It's a future that could become a reality through the work of University of Colorado Boulder Aerospace Engineering Sciences assistant professor Sanghamitra Neogi, who has received a $700,000 grant from the Defense Advanced Research Projects Agency (DARPA) to investigate thermoelectric materials, which convert heat into electricity.
A New Take
"This is cutting-edge research," says Neogi, who is the single principle investigator for the grant. "Normally DARPA gives funding because they want a finished project, but this project is being done at a much earlier stage. It's high risk, but high gain."
Thermoelectric generators have been around a long time; NASA has used them for decades on space probes as a long-lived power source that can reliably convert heat into electricity without any moving parts.
The devices work using a principle discovered almost 200 years ago by German physicist Thomas Seebeck and French physicist Jean Peltier: when two different kinds of metal are joined in two places, forming a closed loop, and one junction has a higher temperature than the other, a small electric current will flow through the loop.
Unfortunately, they haven’t been widely adopted for public use because they are typically very expensive, inefficient, or worse, use materials that are toxic to humans.
“I’m looking at materials that are cheaper and non-toxic, silicon and germanium,” says Neogi.
Both are used extensively in the production of high-speed integrated circuits, solar panels, and other commercial and industrial applications, so they’re easy to find and inexpensive, but don't expect to see Neogi conducting experiments in a lab with test tubes and beakers. Her work is with a keyboard and mouse, using advanced computer models to evaluate what happens inside sandwiched layers of nanoscopic silicon and germanium.
“The current models always assume the layers are perfect, exactly like they’re supposed to be, but nothing is perfect. I’m trying to take the imperfections into account. How do those defects in the layers impact efficiency and what can we do about it?” Neogi says.

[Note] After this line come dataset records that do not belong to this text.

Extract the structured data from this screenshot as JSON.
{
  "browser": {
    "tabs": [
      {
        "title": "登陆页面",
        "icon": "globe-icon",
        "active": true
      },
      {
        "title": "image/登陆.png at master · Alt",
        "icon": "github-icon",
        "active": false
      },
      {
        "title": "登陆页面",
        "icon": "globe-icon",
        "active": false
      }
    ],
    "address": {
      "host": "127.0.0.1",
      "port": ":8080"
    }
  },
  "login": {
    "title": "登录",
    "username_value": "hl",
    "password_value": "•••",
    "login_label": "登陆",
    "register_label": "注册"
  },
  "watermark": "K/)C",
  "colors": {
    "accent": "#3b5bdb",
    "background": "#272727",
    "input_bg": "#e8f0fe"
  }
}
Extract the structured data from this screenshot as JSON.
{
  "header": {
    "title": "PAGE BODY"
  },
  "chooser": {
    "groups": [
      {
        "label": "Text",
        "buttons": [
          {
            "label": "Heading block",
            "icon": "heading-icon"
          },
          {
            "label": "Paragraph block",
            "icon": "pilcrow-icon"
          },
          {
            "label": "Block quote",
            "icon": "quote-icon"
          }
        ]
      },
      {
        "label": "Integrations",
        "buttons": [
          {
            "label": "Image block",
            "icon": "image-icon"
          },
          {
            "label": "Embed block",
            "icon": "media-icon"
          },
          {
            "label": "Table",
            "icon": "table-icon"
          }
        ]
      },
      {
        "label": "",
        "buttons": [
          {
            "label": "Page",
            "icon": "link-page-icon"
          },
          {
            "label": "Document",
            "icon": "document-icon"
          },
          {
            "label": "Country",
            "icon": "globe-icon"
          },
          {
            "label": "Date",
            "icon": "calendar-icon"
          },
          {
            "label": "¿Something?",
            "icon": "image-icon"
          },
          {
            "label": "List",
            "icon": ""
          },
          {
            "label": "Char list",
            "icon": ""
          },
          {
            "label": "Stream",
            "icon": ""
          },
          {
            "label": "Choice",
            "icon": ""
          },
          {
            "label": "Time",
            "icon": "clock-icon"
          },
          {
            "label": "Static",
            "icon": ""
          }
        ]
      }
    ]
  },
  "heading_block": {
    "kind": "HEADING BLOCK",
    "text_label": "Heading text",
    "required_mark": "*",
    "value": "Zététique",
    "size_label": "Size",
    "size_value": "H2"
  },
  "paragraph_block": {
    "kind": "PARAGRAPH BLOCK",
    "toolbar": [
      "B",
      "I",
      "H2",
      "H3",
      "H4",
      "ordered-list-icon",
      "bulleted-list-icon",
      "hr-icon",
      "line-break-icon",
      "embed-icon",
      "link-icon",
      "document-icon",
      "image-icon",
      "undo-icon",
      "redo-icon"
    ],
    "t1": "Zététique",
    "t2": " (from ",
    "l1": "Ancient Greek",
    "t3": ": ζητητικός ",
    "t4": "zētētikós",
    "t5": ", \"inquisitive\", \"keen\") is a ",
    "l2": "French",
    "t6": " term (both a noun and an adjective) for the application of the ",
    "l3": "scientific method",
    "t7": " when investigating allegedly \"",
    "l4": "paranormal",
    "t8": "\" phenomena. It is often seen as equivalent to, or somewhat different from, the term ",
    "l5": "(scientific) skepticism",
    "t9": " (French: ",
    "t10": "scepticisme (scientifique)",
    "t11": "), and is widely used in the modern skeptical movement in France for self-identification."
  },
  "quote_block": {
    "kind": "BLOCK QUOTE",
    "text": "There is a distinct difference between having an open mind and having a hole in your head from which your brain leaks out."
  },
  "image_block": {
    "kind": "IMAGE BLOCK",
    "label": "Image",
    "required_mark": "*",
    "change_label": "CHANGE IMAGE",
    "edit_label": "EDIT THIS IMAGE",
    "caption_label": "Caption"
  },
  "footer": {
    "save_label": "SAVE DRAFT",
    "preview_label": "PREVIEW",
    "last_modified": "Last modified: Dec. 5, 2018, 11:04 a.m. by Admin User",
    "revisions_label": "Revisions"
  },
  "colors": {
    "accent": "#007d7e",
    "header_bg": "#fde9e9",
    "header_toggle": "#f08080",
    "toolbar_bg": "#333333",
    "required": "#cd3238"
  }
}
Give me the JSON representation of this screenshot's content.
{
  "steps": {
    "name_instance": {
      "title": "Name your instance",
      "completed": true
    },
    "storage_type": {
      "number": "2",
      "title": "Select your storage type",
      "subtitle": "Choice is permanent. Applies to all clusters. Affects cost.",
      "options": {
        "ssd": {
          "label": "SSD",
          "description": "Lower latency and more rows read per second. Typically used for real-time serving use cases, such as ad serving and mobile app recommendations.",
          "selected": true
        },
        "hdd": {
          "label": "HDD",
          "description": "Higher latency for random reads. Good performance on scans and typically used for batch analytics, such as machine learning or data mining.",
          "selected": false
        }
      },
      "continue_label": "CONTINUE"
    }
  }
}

The research is extremely complex and requires a supercomputer to do the computations. CU Boulder has one, but it may not be enough to carry out all the work and Neogi recently acquired time on a National Science Foundation supercomputer in Texas as an additional resource.
What makes it so complicated?
Atomic, Subatomic, and Quantum Particles
"I’ll have 2,000,000 atoms, and I want to know what each one is doing after every time step," she says.
With the research at such a small size, it’s no surprise she's looking at equally tiny increments of time. Her time steps are in picoseconds, one trillionth of a second.
"I want to know the position, velocity, and force between these atoms for each time step, and I'm going to look at one million time steps," she says.
Tunneling down further, Neogi will also be investigating electrons and phonons, a quantum particle.
“If we can manipulate what happens between the layers, where the germanium and silicon interface with each other, it could change the way materials science works,” she says. "This is an area that's less understood. I'm fascinated by it.”
DARPA sees a variety of potential applications for the research. In addition to turning body heat into electricity, it could also lead to new solutions to the problem of excess heat generated by electronics – an issue easily recognized by anyone who has tried to actually use a laptop computer on their lap and ended up with burned thighs. If new thermoelectric devices could convert that heat into electricity, devices currently requiring large fans, vents, and heat sinks to reduce their high temperatures could be completely reimagined.
"We could fabricate novel devices with smaller size, weight, and power (SWaP) that will be broadly applicable," Neogi says. “That’s the long term goal.”
The three year grant runs through September 2019.